SR: Among our different offices, we make DCPs for the world, so for a 2D-only feature, we might make 60-plus versions; if the movie will be distributed in 2D and 3D, we might make 300-plus versions. For some theatrical releases, we’ve delivered upwards of 600-plus different versions. We make DCPs for all audio and image formats—and for about 85 different languages across the world. Those versions get their own “sign-off”—which differ client by client. We’ve also made trailers that have had over a hundred versions—including subtitled or dubbed versions for other countries.
FJI: How is trailer work different from feature distribution?
SR: A feature takes hours to package; a trailer can take fifteen minutes. While we may have several weeks to work on a feature, a trailer usually has to be made within three to five days of release. And of course, trailers are unencrypted; feature content is encrypted with military-spec cryptographic file protection—128-bit symmetric keys per track file.
FJI: Do you create keys?
SR: We create KDMs—key delivery messages—using information supplied by equipment manufacturers—the “public certificates”—client timelines, and a proprietary TDL—trusted device list—of equipment with “private certificates.” Each KDM is specific to an exact piece of content, a precise system in a designated auditorium, and an explicit time window set by the client. That’s been the process from the beginning; it hasn’t changed and because it works well, I don’t expect it will.
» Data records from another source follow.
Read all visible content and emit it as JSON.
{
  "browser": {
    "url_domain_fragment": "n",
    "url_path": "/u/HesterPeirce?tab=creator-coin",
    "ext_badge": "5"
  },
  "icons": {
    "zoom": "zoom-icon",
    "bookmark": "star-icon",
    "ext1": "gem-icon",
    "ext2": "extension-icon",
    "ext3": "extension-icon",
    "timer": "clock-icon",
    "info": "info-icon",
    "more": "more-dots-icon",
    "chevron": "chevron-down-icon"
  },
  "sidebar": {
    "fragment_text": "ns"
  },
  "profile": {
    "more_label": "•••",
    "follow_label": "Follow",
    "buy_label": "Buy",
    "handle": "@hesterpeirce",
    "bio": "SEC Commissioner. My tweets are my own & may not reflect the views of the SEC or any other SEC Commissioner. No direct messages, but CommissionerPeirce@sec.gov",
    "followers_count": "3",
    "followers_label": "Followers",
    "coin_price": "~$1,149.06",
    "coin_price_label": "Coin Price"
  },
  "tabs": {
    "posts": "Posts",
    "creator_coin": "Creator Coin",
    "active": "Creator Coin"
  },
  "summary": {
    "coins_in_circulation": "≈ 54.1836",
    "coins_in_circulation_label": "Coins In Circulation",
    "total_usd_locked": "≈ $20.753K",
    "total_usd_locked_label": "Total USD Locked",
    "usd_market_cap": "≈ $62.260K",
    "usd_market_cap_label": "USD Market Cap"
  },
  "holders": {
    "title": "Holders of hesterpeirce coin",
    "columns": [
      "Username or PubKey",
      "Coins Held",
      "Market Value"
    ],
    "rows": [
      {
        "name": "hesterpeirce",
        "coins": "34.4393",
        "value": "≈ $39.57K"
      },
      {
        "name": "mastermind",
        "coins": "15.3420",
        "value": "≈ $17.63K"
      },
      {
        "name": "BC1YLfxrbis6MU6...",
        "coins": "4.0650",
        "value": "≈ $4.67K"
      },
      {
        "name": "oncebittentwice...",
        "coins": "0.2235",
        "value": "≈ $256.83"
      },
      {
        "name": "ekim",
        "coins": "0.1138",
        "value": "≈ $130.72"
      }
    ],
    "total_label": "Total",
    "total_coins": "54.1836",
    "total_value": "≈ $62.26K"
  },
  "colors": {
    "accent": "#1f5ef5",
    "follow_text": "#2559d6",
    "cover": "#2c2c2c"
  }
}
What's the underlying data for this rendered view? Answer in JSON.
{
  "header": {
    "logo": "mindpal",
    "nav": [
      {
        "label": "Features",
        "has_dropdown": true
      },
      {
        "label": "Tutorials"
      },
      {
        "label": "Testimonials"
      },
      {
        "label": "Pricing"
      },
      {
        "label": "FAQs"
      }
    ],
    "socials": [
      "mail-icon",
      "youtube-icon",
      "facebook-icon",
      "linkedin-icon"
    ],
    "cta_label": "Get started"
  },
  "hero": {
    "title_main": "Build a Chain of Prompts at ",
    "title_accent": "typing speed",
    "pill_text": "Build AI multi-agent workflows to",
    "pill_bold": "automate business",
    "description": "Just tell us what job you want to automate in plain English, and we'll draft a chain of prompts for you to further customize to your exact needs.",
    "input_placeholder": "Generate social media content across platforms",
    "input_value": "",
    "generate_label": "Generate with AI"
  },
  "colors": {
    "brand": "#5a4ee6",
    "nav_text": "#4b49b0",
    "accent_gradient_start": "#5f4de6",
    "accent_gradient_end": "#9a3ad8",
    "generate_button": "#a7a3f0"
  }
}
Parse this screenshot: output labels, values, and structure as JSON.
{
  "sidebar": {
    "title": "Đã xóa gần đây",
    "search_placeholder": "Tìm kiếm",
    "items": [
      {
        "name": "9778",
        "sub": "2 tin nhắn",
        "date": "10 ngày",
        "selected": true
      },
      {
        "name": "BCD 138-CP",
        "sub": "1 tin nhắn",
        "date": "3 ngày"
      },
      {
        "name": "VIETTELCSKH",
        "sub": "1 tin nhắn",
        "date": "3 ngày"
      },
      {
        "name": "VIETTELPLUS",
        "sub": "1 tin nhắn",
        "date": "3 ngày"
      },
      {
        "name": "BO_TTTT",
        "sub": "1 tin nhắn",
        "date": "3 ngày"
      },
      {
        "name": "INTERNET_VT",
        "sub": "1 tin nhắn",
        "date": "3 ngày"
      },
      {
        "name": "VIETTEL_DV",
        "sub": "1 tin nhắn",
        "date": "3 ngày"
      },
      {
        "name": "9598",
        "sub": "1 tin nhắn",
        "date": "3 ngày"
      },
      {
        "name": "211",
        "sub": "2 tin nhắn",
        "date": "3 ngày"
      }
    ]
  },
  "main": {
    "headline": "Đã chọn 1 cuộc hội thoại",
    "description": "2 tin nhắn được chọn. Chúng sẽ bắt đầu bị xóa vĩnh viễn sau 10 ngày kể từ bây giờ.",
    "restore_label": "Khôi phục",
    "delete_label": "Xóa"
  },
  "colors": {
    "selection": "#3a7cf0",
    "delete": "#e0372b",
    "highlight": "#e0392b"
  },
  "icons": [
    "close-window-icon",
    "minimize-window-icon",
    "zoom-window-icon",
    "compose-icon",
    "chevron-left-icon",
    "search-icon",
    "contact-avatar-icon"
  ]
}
FJI: As you look into the future, what changes do you see in your part of the business?
SR: Digital standards have been evolving, so the industry has been aiming at a moving target. Now that SMPTE has finalized their specifications and guidelines, the industry is moving into a more stable phase. There will be further iterations with the introduction of new technologies, but “would,” “should” and “could” are being replaced by “must” and “will”—so content creators and equipment manufacturers are clearer on what’s needed. For us, I’m expecting that as systems become smarter and talk to each other, our work will become more automated with less need to create as many versions. Once upon a time, film was a very limiting system, but it had a simple elegance. Digital brought more choices and more capabilities—but also more complexity. I’m hoping that, as the “final” standards are adopted, the industry will find a way to combine the power of digital with the simplicity of film—and that will open new possibilities for everyone, including us. That’s what I’m looking forward to.